Whilst Get Out, Jordan Peele’s first foray into filmmaking, was built around making a biting comment on societal racism Us instead focuses much more on instilling a sense of dread and terror within the viewer.
Us focuses on the seemingly normal Wilson family as they take a summer nation in Santa Cruz California. However, it quickly becomes apparent that things are not as normal as they appear. Particularly in regards to the mother Adelaide (Lupita Nyong’o) who is haunted by a traumatic experience she had as a child while on a similar vacation with her parents in the 80s. When a clone Wilson family dressed in red jumpsuits and brandishing golden scissors appears on the driveway of the holiday the tension and chaos are rapidly ramped up.

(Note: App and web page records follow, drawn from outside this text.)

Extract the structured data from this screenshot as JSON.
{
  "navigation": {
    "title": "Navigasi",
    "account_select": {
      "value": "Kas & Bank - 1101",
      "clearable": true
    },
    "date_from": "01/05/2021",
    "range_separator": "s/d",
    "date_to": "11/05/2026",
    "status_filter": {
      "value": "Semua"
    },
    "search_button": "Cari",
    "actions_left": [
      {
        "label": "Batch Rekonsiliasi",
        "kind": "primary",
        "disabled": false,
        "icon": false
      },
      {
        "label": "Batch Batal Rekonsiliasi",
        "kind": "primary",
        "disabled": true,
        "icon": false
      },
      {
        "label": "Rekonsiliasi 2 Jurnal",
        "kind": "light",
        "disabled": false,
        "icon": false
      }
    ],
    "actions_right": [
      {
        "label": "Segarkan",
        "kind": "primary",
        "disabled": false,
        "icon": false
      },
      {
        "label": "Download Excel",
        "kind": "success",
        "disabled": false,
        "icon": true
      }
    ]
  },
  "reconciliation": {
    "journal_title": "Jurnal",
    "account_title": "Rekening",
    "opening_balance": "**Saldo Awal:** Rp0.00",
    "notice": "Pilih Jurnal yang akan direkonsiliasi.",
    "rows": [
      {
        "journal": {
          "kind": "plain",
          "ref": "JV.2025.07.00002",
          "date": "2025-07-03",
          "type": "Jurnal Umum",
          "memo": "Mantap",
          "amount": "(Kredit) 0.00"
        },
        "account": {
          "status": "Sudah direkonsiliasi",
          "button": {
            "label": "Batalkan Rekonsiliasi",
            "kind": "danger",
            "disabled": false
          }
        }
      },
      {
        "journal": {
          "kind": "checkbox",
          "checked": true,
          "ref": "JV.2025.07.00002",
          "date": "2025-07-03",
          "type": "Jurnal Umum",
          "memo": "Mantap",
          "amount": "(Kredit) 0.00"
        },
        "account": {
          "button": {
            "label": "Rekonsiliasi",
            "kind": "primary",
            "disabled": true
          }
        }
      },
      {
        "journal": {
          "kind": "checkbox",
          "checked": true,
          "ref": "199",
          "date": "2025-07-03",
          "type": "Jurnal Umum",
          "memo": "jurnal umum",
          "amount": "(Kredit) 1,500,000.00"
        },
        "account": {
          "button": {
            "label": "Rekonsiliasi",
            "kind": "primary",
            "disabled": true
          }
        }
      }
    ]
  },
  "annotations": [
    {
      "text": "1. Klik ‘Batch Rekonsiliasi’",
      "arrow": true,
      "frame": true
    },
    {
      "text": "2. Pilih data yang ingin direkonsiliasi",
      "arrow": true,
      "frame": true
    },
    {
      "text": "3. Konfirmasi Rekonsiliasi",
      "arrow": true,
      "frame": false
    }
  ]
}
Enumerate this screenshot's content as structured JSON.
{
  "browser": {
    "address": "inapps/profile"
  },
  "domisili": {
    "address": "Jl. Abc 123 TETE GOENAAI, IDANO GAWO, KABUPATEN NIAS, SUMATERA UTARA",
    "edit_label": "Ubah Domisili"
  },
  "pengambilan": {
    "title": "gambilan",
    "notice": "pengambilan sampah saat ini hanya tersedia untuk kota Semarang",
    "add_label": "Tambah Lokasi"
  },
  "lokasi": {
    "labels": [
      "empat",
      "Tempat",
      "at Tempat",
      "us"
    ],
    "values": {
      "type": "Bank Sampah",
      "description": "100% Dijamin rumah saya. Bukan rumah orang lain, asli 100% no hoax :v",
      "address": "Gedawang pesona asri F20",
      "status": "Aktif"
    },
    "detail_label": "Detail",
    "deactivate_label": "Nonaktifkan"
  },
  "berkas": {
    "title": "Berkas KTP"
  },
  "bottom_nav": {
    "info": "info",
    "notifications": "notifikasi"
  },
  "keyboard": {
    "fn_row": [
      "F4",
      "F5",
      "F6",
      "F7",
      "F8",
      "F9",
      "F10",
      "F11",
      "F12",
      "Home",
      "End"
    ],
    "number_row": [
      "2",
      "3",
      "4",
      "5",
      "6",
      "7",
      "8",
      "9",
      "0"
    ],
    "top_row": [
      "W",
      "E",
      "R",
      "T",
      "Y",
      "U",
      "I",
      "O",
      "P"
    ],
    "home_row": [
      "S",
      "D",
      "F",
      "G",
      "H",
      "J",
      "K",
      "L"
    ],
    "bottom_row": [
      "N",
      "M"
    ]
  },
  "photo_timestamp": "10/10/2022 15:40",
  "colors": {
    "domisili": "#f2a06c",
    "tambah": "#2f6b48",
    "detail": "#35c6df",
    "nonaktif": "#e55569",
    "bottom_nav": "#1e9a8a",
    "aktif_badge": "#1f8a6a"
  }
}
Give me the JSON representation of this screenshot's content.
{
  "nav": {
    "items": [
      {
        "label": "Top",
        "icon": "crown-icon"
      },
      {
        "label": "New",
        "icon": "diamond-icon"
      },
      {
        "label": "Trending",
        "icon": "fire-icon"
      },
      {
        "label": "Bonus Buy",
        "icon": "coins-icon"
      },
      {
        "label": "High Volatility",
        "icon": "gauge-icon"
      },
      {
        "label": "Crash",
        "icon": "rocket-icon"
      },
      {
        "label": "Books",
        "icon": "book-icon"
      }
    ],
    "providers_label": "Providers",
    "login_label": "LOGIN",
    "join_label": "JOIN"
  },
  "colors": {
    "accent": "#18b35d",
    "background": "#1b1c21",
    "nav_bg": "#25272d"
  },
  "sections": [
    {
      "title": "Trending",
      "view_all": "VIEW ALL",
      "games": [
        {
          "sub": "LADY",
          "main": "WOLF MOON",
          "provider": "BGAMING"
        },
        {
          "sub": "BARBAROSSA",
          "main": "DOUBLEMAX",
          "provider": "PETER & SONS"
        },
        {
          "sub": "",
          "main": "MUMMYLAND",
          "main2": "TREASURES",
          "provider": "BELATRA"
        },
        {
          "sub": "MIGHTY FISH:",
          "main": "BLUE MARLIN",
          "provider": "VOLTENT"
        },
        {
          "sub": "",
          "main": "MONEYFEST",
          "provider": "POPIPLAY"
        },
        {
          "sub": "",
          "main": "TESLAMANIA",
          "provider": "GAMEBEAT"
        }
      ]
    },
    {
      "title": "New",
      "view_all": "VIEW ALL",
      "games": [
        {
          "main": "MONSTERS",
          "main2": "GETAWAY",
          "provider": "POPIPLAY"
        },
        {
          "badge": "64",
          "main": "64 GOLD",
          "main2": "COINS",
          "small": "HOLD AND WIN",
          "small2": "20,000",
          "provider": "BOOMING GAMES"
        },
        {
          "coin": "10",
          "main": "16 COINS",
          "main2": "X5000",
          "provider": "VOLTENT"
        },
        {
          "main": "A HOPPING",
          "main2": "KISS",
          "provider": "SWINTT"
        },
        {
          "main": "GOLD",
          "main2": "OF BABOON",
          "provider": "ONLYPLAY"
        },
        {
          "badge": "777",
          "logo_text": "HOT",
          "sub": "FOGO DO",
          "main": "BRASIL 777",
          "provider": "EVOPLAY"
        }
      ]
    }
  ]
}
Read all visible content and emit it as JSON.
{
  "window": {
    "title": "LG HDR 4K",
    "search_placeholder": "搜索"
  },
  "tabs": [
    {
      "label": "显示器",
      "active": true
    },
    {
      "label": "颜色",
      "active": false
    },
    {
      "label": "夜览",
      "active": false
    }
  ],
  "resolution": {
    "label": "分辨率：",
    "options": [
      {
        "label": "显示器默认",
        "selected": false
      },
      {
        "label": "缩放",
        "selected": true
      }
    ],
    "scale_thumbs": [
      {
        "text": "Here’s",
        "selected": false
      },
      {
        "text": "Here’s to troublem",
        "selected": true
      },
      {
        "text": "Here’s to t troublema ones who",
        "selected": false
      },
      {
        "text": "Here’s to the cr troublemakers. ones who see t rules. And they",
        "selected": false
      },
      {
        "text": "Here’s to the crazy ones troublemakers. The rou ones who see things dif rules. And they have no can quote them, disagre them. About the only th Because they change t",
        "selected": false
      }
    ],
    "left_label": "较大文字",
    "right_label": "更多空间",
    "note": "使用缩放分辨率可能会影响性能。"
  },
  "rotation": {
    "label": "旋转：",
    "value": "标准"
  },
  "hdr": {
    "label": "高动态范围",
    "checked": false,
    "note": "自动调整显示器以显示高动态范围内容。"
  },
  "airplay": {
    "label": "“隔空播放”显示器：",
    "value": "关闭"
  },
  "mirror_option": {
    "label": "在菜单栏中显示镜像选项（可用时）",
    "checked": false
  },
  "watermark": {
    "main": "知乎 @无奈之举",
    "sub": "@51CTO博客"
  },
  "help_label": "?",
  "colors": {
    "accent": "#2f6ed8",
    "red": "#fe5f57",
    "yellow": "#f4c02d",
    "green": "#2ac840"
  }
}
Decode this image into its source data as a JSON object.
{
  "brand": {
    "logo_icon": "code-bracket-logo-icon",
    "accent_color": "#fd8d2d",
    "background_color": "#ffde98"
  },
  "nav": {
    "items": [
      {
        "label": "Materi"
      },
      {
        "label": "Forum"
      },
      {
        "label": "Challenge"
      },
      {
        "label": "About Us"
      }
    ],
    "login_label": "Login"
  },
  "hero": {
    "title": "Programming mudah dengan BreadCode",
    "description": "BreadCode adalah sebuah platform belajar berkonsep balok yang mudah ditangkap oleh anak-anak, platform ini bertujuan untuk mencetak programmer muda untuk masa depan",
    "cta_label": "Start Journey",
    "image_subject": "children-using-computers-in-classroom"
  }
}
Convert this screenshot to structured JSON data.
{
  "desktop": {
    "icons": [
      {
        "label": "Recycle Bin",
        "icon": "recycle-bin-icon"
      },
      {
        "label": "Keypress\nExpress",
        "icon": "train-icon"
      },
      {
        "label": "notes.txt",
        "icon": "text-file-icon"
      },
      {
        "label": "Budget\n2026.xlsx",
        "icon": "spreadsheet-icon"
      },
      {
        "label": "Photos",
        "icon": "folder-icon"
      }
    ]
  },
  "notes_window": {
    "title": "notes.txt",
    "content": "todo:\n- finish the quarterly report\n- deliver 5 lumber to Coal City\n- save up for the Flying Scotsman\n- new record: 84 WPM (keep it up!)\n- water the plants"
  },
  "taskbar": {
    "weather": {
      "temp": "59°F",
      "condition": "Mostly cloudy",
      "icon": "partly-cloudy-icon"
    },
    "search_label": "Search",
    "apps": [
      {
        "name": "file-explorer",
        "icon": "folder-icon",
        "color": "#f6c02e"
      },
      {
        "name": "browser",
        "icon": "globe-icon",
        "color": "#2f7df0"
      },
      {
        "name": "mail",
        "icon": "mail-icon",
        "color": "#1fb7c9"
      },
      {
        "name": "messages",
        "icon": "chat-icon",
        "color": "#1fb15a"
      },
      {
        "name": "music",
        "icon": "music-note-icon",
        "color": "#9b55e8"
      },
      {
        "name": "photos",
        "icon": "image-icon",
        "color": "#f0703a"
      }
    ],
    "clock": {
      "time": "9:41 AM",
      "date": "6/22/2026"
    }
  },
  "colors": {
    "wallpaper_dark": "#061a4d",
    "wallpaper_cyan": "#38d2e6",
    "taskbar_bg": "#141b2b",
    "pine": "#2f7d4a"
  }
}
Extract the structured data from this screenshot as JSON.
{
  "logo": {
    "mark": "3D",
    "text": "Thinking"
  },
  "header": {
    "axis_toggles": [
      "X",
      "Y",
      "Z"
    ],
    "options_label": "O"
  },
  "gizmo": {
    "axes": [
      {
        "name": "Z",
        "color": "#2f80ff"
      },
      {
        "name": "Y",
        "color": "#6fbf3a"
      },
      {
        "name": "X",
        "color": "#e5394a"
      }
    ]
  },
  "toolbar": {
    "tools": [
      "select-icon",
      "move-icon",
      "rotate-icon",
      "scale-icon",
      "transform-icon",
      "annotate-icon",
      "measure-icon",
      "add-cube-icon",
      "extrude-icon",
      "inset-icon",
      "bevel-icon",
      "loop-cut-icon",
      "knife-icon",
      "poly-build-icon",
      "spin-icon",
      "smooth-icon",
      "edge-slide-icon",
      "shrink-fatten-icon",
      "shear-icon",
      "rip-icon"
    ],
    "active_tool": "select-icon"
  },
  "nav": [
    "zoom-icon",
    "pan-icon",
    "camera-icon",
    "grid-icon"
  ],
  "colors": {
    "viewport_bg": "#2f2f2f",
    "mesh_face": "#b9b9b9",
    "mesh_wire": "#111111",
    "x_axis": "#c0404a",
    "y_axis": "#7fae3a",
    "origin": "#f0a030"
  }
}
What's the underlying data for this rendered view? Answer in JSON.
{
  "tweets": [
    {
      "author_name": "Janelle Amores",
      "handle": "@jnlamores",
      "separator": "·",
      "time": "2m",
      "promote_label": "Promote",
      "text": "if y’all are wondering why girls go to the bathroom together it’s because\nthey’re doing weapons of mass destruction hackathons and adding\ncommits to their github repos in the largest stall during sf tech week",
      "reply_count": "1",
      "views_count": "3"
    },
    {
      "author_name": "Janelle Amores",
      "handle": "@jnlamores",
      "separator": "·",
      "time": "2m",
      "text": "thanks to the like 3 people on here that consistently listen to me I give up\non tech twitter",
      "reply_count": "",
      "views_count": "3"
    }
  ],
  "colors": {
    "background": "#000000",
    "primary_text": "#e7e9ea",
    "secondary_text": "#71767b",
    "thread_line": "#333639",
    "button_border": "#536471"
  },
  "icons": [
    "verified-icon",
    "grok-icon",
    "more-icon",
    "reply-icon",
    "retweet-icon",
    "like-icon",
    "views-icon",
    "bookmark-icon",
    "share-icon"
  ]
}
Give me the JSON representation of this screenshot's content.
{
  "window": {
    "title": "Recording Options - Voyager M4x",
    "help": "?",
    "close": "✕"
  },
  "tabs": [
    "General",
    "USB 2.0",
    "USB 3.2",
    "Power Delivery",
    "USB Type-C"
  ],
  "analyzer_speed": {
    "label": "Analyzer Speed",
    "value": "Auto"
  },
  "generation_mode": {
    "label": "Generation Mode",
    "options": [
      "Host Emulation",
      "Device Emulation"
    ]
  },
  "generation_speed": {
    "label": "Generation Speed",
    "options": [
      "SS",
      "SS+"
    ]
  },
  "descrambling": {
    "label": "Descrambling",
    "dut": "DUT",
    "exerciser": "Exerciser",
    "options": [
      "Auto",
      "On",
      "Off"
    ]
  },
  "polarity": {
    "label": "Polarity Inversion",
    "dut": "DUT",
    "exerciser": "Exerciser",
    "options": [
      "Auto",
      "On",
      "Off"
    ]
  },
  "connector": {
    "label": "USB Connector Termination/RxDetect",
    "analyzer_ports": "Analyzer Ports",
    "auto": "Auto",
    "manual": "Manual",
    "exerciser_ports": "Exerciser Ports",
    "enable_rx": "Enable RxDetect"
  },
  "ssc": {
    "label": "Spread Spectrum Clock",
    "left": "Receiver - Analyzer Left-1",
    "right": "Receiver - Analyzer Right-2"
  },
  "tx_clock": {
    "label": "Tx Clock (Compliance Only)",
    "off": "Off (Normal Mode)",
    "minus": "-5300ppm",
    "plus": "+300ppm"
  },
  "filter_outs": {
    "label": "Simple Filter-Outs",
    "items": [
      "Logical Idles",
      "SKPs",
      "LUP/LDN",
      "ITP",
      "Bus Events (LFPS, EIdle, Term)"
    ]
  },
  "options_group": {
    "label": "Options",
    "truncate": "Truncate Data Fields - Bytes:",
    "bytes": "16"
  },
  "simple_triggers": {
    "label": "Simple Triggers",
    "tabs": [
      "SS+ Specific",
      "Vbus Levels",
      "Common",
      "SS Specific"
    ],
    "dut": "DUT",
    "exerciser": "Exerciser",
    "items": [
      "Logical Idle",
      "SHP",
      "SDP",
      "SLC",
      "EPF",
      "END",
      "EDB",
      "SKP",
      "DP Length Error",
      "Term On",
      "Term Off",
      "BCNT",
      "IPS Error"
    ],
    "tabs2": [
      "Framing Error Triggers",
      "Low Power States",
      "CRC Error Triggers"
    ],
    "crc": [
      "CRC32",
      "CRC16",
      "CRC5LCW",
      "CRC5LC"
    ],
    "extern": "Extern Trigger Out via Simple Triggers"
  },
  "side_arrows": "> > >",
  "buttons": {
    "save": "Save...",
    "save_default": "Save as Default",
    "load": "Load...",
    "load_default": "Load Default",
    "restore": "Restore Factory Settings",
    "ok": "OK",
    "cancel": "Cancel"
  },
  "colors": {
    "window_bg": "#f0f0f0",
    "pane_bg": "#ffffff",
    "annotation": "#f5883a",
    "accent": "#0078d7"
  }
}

Throughout the film, the tension built through the use of flashbacks to give the viewer an insight into the mind and paranoia of Adelaide. This tension is then released with the injection of comedy, but where that comedic element felt perfectly reasonable in Get Out it, unfortunately, feels disjointed and forced in Us.
Much like Get Out Peele has created another utterly absurd film in Us. However, since Us doesn’t seem to have a central point it is trying to convey it quickly becomes a shambolic mess of disjointed moments and gaping plot holes.